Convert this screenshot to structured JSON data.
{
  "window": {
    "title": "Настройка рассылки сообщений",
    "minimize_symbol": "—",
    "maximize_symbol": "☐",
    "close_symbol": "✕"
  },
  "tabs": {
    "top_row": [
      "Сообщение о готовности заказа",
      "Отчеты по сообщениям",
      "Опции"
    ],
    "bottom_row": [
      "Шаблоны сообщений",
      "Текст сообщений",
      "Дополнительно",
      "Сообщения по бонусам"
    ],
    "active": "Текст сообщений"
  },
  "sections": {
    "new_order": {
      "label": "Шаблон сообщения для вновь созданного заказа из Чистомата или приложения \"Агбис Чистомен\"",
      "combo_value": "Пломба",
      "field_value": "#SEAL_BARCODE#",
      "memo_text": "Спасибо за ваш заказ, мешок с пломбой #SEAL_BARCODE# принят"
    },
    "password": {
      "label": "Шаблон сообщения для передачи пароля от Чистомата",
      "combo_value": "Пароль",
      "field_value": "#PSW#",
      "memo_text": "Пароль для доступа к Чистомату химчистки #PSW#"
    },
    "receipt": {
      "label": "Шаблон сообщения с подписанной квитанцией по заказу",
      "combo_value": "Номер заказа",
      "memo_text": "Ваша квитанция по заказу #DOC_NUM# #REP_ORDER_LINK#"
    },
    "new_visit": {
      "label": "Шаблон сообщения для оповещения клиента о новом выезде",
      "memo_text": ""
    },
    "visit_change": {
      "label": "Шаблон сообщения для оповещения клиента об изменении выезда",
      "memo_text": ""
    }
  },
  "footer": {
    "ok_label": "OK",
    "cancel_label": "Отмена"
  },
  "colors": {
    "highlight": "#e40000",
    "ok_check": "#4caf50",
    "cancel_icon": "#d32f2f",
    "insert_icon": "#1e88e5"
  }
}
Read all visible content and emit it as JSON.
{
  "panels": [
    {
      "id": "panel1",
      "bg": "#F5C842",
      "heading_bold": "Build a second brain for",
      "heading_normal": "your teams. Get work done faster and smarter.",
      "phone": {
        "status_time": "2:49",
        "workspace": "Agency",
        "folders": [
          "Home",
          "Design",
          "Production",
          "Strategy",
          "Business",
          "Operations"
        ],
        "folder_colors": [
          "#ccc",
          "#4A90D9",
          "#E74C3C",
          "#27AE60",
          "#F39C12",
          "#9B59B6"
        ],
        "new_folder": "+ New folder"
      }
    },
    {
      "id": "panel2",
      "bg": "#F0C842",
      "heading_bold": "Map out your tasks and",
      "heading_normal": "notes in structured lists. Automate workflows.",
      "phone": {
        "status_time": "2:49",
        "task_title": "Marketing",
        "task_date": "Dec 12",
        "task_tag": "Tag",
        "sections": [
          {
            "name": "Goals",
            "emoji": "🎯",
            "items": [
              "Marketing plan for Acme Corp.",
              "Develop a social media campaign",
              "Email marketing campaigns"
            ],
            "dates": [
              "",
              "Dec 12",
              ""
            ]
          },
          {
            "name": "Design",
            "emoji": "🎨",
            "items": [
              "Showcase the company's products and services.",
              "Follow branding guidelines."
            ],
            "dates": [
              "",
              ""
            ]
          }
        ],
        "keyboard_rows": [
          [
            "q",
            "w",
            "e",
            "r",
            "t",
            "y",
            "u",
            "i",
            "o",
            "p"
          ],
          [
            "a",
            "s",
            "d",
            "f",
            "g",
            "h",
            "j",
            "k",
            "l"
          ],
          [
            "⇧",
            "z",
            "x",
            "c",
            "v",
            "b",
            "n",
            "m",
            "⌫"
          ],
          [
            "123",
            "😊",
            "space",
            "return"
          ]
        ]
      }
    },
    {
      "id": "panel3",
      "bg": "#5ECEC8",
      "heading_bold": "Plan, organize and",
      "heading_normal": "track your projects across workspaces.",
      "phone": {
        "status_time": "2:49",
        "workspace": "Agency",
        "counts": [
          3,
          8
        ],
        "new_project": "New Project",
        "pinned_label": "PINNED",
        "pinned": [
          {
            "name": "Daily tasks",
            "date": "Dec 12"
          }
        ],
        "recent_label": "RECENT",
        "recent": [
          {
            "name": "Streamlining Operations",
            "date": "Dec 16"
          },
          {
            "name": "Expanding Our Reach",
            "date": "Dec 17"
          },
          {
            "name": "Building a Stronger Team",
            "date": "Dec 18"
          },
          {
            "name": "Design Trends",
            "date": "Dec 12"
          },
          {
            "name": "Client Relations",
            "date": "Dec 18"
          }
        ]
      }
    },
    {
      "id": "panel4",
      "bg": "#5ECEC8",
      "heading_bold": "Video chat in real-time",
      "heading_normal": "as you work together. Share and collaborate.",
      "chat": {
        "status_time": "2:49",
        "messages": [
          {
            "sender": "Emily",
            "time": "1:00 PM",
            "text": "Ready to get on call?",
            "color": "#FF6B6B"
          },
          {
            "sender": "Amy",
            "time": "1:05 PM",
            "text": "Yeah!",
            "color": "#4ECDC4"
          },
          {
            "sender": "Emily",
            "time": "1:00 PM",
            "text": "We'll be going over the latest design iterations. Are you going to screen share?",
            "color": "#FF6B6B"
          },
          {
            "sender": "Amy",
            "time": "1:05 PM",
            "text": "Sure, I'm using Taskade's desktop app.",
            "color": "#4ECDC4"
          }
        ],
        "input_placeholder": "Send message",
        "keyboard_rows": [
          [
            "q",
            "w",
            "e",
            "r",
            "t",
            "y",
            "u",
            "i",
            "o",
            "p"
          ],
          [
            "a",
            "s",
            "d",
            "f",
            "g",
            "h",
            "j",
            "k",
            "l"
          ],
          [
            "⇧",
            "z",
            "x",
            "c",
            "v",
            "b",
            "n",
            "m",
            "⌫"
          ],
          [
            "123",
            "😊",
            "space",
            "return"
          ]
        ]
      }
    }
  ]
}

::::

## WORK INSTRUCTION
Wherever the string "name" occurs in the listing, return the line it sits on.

## OUTPUT
            "name": "Goals",
            "name": "Design",
            "name": "Daily tasks",
            "name": "Streamlining Operations",
            "name": "Expanding Our Reach",
            "name": "Building a Stronger Team",
            "name": "Design Trends",
            "name": "Client Relations",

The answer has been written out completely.